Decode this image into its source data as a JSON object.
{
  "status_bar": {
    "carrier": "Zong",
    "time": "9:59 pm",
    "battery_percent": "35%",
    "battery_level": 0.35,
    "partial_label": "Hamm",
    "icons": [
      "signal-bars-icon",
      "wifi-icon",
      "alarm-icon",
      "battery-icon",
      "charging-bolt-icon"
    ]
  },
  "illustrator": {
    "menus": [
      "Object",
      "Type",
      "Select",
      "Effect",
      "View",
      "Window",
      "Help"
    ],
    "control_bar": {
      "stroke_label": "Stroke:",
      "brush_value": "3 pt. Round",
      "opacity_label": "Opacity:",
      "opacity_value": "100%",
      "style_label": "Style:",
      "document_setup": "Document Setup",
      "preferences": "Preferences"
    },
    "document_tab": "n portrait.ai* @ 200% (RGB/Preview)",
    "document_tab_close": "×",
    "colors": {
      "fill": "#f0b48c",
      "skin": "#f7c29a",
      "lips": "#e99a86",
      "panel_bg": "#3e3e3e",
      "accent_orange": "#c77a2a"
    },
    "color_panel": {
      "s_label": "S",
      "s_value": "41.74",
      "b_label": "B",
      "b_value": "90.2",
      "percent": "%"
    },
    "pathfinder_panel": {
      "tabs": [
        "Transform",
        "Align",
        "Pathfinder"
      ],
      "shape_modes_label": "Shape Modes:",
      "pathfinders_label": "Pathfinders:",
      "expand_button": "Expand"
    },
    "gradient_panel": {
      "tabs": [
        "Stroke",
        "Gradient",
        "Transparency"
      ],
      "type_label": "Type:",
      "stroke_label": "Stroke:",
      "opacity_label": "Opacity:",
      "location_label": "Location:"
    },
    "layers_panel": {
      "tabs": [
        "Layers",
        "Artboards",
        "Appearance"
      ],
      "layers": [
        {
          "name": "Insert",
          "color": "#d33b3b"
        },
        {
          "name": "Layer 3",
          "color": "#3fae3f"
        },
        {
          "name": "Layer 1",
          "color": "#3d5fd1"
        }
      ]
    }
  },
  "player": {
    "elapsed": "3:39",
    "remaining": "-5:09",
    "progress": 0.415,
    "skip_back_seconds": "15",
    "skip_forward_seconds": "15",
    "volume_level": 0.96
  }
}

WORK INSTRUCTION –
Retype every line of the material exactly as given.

EXERCISE RESULT –
Decode this image into its source data as a JSON object.
{
  "status_bar": {
    "carrier": "Zong",
    "time": "9:59 pm",
    "battery_percent": "35%",
    "battery_level": 0.35,
    "partial_label": "Hamm",
    "icons": [
      "signal-bars-icon",
      "wifi-icon",
      "alarm-icon",
      "battery-icon",
      "charging-bolt-icon"
    ]
  },
  "illustrator": {
    "menus": [
      "Object",
      "Type",
      "Select",
      "Effect",
      "View",
      "Window",
      "Help"
    ],
    "control_bar": {
      "stroke_label": "Stroke:",
      "brush_value": "3 pt. Round",
      "opacity_label": "Opacity:",
      "opacity_value": "100%",
      "style_label": "Style:",
      "document_setup": "Document Setup",
      "preferences": "Preferences"
    },
    "document_tab": "n portrait.ai* @ 200% (RGB/Preview)",
    "document_tab_close": "×",
    "colors": {
      "fill": "#f0b48c",
      "skin": "#f7c29a",
      "lips": "#e99a86",
      "panel_bg": "#3e3e3e",
      "accent_orange": "#c77a2a"
    },
    "color_panel": {
      "s_label": "S",
      "s_value": "41.74",
      "b_label": "B",
      "b_value": "90.2",
      "percent": "%"
    },
    "pathfinder_panel": {
      "tabs": [
        "Transform",
        "Align",
        "Pathfinder"
      ],
      "shape_modes_label": "Shape Modes:",
      "pathfinders_label": "Pathfinders:",
      "expand_button": "Expand"
    },
    "gradient_panel": {
      "tabs": [
        "Stroke",
        "Gradient",
        "Transparency"
      ],
      "type_label": "Type:",
      "stroke_label": "Stroke:",
      "opacity_label": "Opacity:",
      "location_label": "Location:"
    },
    "layers_panel": {
      "tabs": [
        "Layers",
        "Artboards",
        "Appearance"
      ],
      "layers": [
        {
          "name": "Insert",
          "color": "#d33b3b"
        },
        {
          "name": "Layer 3",
          "color": "#3fae3f"
        },
        {
          "name": "Layer 1",
          "color": "#3d5fd1"
        }
      ]
    }
  },
  "player": {
    "elapsed": "3:39",
    "remaining": "-5:09",
    "progress": 0.415,
    "skip_back_seconds": "15",
    "skip_forward_seconds": "15",
    "volume_level": 0.96
  }
}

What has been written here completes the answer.